:: Task directions ::
Scan the material for the word "discount" and return every matching line.

:: Records for this task ::

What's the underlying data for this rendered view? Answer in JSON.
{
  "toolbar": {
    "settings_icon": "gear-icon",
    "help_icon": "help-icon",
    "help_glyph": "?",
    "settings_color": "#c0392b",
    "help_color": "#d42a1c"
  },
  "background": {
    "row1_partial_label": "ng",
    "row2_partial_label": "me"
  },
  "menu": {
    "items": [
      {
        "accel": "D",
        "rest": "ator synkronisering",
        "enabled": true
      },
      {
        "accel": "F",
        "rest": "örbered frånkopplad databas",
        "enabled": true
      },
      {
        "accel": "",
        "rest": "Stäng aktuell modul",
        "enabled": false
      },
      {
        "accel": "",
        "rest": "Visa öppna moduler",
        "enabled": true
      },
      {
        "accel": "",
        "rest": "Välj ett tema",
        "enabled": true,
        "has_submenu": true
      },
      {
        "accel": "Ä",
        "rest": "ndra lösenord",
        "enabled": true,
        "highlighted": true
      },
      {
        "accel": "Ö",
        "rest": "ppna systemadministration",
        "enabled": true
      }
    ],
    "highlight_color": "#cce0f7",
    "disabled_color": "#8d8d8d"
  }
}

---

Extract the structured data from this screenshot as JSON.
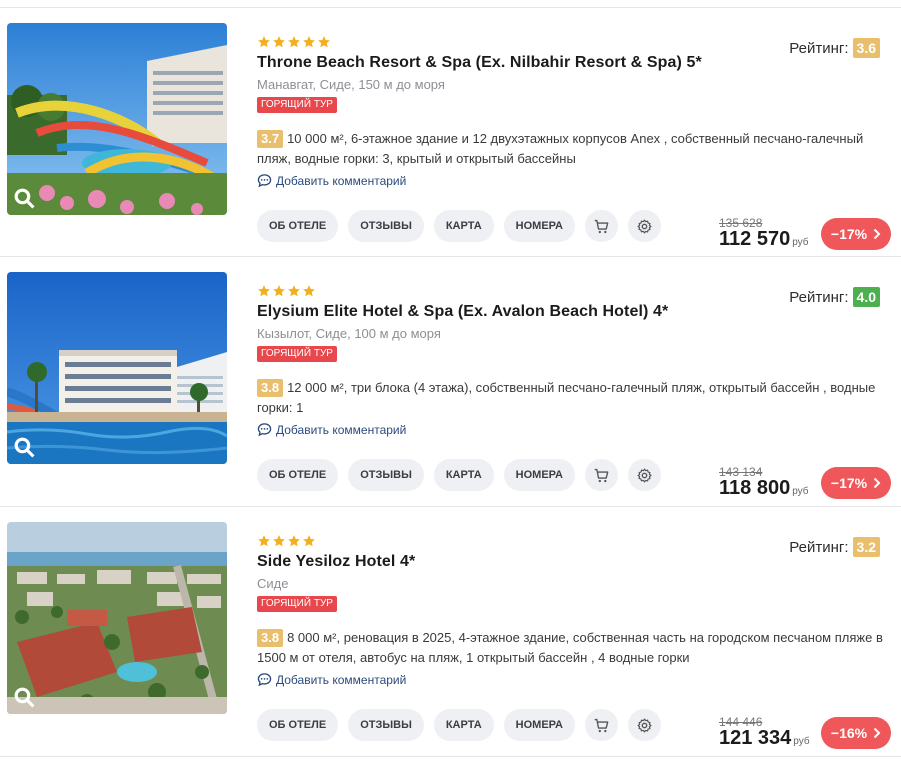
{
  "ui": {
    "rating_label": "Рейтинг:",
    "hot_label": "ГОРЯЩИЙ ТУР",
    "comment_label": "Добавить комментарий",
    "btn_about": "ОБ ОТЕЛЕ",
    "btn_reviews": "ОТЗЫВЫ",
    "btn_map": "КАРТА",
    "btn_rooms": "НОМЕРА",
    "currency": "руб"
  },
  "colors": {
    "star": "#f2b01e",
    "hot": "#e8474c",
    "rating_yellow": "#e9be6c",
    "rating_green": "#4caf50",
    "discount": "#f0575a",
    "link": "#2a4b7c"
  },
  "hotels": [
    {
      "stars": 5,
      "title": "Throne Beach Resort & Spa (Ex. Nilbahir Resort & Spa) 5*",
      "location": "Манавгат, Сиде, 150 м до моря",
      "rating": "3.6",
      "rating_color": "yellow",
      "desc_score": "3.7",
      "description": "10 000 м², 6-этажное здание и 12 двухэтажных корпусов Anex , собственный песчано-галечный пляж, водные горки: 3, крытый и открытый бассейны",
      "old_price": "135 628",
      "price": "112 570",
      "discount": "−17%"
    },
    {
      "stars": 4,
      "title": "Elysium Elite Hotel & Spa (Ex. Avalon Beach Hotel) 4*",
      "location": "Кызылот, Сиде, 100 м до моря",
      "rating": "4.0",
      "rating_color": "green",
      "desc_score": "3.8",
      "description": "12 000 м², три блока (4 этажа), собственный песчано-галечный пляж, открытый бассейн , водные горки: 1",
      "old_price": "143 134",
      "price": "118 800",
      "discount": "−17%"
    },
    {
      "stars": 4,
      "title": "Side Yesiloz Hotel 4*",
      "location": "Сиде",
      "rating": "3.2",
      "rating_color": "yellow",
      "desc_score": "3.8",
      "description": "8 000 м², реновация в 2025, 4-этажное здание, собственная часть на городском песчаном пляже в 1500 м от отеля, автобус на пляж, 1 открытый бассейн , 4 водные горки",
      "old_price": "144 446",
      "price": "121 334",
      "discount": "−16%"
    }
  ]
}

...

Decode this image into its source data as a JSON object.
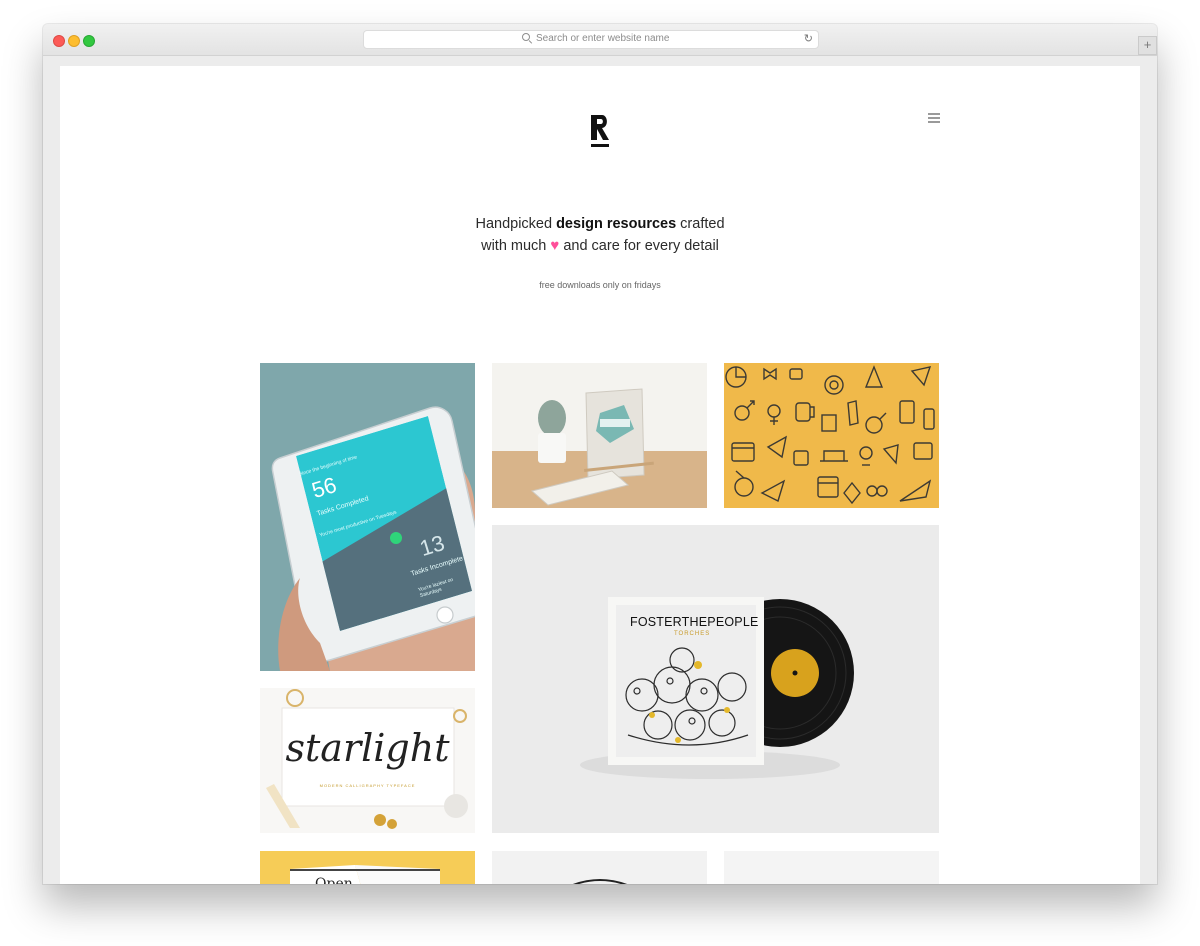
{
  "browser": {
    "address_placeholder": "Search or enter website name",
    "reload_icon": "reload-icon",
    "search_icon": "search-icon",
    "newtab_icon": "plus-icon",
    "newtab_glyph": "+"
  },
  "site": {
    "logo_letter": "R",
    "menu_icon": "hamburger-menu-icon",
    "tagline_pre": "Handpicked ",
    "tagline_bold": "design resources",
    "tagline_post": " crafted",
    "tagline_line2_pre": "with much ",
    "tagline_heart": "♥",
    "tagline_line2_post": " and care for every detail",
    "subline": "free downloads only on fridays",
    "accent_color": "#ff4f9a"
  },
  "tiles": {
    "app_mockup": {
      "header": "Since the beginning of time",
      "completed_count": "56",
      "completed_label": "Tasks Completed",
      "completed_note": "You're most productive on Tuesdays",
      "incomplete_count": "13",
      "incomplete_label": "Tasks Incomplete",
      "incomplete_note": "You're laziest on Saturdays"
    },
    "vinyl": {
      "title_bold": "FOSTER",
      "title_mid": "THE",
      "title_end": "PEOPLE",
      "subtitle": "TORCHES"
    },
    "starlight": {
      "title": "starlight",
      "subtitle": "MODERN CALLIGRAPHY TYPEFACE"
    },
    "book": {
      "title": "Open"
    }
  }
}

:: The completed task ::
    "discount": "#f0575a",
      "discount": "−17%"
      "discount": "−17%"
      "discount": "−16%"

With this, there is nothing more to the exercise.